But, he said, expect some changes in the new year. “We already know with the ORHIA group aside, where there’s some shortfalls,” said Cook, including a representative from a small track, such as Fort Erie. “So I think over time the governance process will look at who should be on the board —the big who— what interests should be there, and then it will be a big question of who the individuals and organizations, if that’s the choice—it doesn’t have to be organizations— who are the people going to populate those decisions.”

In order for racetracks to receive funding from OR, they must join a racetrack alliance: a collective of currently-operating live racing venues that work together to set race dates and purses. All racetracks that conduct live racing are invited to join the alliance, but must agree to be governed by a not-for-profit organization in conjunction with Woodbine Entertainment Group.

According to Ontario Racing’s new funding framework, of the $1.6 billon they’re asking from the government, they’ve deemed 87 per cent ($71 million of the $93.4 million each year until 2038) to purses.
The funding would also facilitate a complete Horse Improvement Program (HIP) review in the first quarter of 2017, said Cooke. Earlier this year, Woodbine Entertainment Group, to address the horse shortage and fill races, unilaterally decided to eliminate some of the restricted conditions for Ontario-sired horses, without much prior consultation with the horsepeople.

Currently, the thoroughbred portion of HIP is contracted out to the CTHS, while Ontario Racing administers the standardbred and quarter horse portion in house.

Cook said, if funding is secured, OR will focus on “fairly fundamental questions” about HIP: “Is it meeting the purposes it was set out?
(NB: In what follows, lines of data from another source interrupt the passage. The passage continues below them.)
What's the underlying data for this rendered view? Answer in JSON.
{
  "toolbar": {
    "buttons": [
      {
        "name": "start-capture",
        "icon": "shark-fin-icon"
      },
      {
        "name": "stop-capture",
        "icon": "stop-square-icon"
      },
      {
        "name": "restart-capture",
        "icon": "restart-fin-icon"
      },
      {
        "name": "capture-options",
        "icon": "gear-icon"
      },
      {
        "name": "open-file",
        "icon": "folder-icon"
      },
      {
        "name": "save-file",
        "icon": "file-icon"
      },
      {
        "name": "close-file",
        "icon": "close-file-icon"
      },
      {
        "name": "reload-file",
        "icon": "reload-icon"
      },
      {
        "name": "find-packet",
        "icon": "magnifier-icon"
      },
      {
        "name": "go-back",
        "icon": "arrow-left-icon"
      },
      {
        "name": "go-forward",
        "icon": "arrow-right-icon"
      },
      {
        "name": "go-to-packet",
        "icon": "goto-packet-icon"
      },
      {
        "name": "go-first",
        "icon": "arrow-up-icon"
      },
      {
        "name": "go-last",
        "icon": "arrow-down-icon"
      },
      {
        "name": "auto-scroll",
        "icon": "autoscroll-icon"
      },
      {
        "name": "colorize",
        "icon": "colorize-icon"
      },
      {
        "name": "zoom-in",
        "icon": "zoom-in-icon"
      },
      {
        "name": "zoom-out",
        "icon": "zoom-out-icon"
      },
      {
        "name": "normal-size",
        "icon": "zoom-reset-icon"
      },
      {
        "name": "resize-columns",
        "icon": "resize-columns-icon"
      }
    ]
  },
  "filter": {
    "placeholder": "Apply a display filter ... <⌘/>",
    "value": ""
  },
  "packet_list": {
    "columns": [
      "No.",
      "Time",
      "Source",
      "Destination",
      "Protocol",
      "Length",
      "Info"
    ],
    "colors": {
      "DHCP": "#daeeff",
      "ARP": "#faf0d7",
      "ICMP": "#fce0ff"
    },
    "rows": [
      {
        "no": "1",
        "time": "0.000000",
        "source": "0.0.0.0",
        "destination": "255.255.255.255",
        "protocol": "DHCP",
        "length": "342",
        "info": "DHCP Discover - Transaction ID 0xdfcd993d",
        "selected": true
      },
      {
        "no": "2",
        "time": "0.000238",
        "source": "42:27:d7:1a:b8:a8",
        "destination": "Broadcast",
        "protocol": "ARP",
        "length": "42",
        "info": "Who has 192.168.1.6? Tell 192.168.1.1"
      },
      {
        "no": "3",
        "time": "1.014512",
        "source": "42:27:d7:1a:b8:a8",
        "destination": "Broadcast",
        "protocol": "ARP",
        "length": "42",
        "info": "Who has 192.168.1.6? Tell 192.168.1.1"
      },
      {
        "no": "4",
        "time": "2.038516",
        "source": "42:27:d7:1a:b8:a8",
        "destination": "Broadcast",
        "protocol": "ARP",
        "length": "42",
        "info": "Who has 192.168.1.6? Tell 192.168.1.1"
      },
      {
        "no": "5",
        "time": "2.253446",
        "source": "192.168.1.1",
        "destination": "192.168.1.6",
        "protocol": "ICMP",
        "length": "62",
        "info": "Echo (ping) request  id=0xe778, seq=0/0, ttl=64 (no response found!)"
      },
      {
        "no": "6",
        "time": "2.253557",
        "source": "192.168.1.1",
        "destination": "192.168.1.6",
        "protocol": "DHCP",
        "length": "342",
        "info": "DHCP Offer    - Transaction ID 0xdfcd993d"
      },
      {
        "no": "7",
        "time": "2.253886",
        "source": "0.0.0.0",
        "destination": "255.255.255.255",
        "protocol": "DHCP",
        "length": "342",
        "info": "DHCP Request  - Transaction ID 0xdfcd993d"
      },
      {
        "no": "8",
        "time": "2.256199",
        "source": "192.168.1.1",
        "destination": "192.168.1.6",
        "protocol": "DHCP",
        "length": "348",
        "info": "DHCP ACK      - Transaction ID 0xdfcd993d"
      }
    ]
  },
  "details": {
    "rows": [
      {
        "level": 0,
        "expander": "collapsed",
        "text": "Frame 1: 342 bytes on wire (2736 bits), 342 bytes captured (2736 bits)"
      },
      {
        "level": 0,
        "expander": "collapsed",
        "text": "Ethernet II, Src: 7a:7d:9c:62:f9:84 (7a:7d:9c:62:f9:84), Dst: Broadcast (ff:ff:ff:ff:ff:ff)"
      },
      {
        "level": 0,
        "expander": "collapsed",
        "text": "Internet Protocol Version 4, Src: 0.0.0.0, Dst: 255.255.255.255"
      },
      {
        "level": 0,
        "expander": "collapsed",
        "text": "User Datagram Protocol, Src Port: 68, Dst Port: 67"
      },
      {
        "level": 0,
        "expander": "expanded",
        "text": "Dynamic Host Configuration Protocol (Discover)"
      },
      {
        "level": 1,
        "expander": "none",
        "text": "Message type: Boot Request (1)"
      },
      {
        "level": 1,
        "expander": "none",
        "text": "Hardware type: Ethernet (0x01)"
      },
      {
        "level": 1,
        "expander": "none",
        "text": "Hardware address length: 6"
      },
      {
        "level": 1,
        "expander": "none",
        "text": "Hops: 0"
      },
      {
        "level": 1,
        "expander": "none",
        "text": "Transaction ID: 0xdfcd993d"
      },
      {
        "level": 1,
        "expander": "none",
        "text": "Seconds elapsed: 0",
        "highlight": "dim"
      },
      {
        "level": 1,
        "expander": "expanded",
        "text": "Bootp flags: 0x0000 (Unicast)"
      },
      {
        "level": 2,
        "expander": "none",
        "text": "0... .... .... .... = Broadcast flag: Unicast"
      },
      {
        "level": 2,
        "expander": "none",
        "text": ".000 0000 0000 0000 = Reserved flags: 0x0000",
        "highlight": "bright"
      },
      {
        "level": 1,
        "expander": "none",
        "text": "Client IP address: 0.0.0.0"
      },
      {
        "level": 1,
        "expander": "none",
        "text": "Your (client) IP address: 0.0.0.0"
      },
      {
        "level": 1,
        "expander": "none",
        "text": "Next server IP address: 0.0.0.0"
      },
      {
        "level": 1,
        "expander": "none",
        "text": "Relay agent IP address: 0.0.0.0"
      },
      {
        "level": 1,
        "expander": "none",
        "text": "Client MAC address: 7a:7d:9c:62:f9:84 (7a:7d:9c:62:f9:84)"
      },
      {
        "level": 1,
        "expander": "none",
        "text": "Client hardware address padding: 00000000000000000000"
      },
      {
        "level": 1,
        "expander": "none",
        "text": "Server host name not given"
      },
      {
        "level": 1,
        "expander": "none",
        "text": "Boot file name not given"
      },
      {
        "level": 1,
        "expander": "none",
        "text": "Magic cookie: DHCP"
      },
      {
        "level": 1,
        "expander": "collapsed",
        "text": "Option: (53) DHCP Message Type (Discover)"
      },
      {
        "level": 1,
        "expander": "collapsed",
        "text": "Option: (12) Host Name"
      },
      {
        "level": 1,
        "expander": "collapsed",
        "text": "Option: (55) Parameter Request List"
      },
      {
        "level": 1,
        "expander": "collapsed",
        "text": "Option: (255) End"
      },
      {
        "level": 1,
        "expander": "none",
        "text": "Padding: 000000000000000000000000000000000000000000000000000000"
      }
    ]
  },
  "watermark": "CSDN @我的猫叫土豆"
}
Are we administering it the most effective and efficient way? Part of that, on the thoroughbred side, may have some implications on what did happen at Woodbine.

“At the end of the day, it’s got to work for everybody, and you have to consult with everybody. Whether the decision is for everybody, you have to at least consult with everybody.”

All of this hinges on Ontario Racing receiving the money. Cook is confident the government will move forward with the plan, but he warns that too much in-fighting could give government enough reason to walk away.

“I think if the industry is supportive of this conceptually, I think there’s a reasonably good chance government would follow through and deliver on it,” he said. “The risk we run is… clearly this industry has a long history of difficulty in collaborating, lots of different interests, and government never likes noise like that, so the more noise around stuff, the more I’m worried that you run the risk that someone goes,” Cook said, stopping to raise his hands.